Our Lord's story doesn't ring true. After all, why would the owner of the vineyard lease it to untried. irresponsible tenants? Why would the tenants behave so cruelly?

The answer to these questions lies in an unusual farming practice in ancient Israel.

The Law of Moses forbade the crowing of different kinds of crops in the same fields. It was avoiding something like vegetative adultery.

However there was one loophole in the rule against planting different kinds of crops. Since a newly planted vineyard could not bear grapes in its first four or five years, for those years farmers were permitted to grow other  kinds of vegetables during those years. Our Lord's listeners probably understood him to be talking about disputes between owners and tenants as to who got what was raised between the vines,

Jesus gives himself to us in the Mass to make us physically one with him in his Eucharist.

Sunday, 6/3/18

We believe that in the Mass the bread and wine are transformed into the Body and Blood of Christ. The consecration  of the Mass gives us the Body of Christ as our  spiritual food, however, that was not Our Lord's purpose in making himself present for us.

We must see the Mass as following the ritual of Jewish sacrificial  meals. The sacrifice had three steps.
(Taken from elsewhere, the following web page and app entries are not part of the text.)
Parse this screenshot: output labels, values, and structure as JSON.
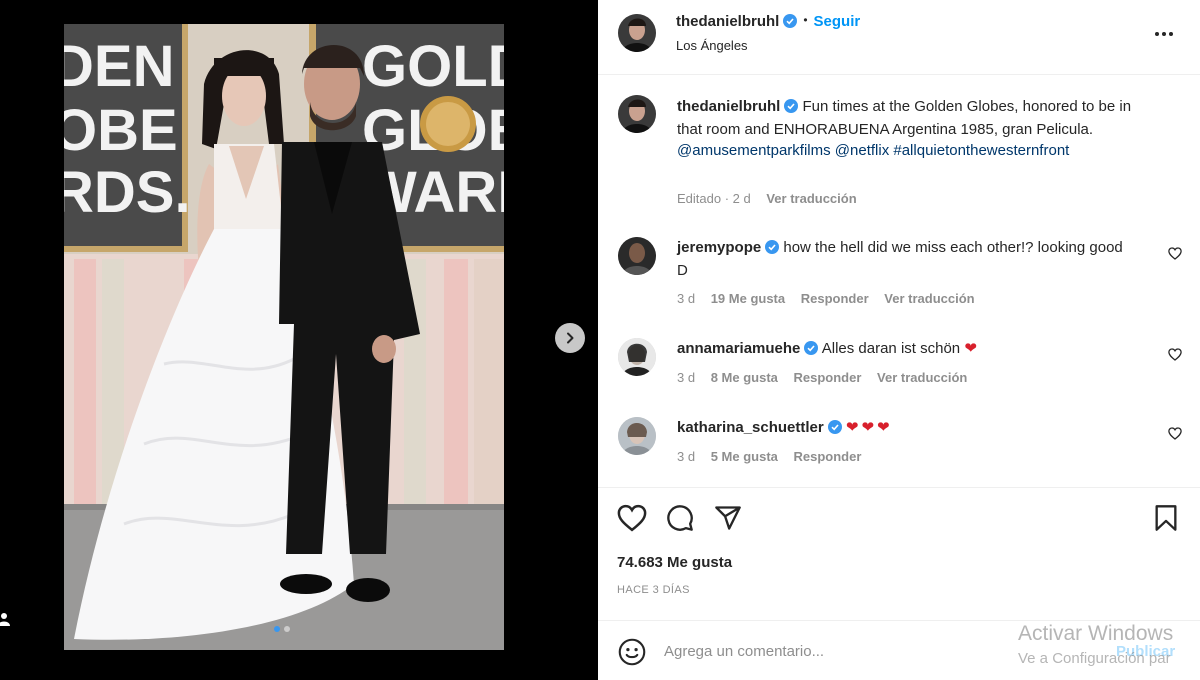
{
  "post": {
    "username": "thedanielbruhl",
    "follow_label": "Seguir",
    "bullet": "•",
    "location": "Los Ángeles",
    "caption_text": "Fun times at the Golden Globes, honored to be in that room and ENHORABUENA Argentina 1985, gran Pelicula.",
    "mention_1": "@amusementparkfilms",
    "mention_2": "@netflix",
    "hashtag": "#allquietonthewesternfront",
    "caption_meta_edited": "Editado · 2 d",
    "caption_meta_translate": "Ver traducción",
    "likes": "74.683 Me gusta",
    "date": "HACE 3 DÍAS",
    "comment_placeholder": "Agrega un comentario...",
    "publish_label": "Publicar"
  },
  "media": {
    "backdrop_text_left": [
      "DEN",
      "OBE",
      "RDS."
    ],
    "backdrop_text_right": [
      "GOLDE",
      "GLOB",
      "WARD"
    ],
    "slide_count": 2,
    "active_slide": 1
  },
  "comments": [
    {
      "username": "jeremypope",
      "text": "how the hell did we miss each other!? looking good D",
      "time": "3 d",
      "likes": "19 Me gusta",
      "reply": "Responder",
      "translate": "Ver traducción"
    },
    {
      "username": "annamariamuehe",
      "text": "Alles daran ist schön",
      "emoji": "❤",
      "time": "3 d",
      "likes": "8 Me gusta",
      "reply": "Responder",
      "translate": "Ver traducción"
    },
    {
      "username": "katharina_schuettler",
      "emoji": "❤❤❤",
      "time": "3 d",
      "likes": "5 Me gusta",
      "reply": "Responder"
    }
  ],
  "os_watermark": {
    "line1": "Activar Windows",
    "line2": "Ve a Configuración par"
  },
  "colors": {
    "accent": "#0095f6",
    "verified": "#3897f0",
    "link": "#00376b",
    "meta_gray": "#8e8e8e",
    "heart_red": "#ed4956"
  },
  "icons": [
    "chevron-right-icon",
    "verified-icon",
    "more-icon",
    "heart-icon",
    "comment-icon",
    "share-icon",
    "bookmark-icon",
    "emoji-icon",
    "user-icon"
  ]
}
The first step, known by its Greek name of the Anamnesis, had Jesus as a worshipper, thanking God for his many favors. The second step, known by its Greek name of the Epiclesus, had Jesus and his followers putting themselves in the presence of God. The third step, known by its Greek name of the Eu-charis, had Jesus giving God his love and obedience as a sacrifice.

At the Last Supper it was when Jesus was about to sacrifice himself to God, that he gave his body and blood to the Apostles so that they could physically part of his sacrifice, of his Eu-charis

Likewise, in the Mass the principal reason for Jesus giving himself to us is not to nourish us with the Blessed Sacrament, but to make us body and soul one with him in his sacrifice.

Christ's teaching comes to us through the Apostles and their successors.

Saturday, 6/2/18

At the Last Supper Jesus handed on to the Apostles what they would need to know for leading the Church, and he said that the Spirit would lead them to knowledge they were not ready for.

"I have much more to tell you , but you cannot bear it. But when he comes, the Spirit of truth, he will guide you to all truth."

Two centuries later, people began making up their own gospels. Then, the pope called on Irenaeus to straighten out those people. To keep them from making up their own Sacred Scriptures, Irenaeus quoted what Paul wrote to the Christians of Galatia:

 "Even if  an angel from heaven should preach to you a gospel other than the one we preached, let that one be accursed."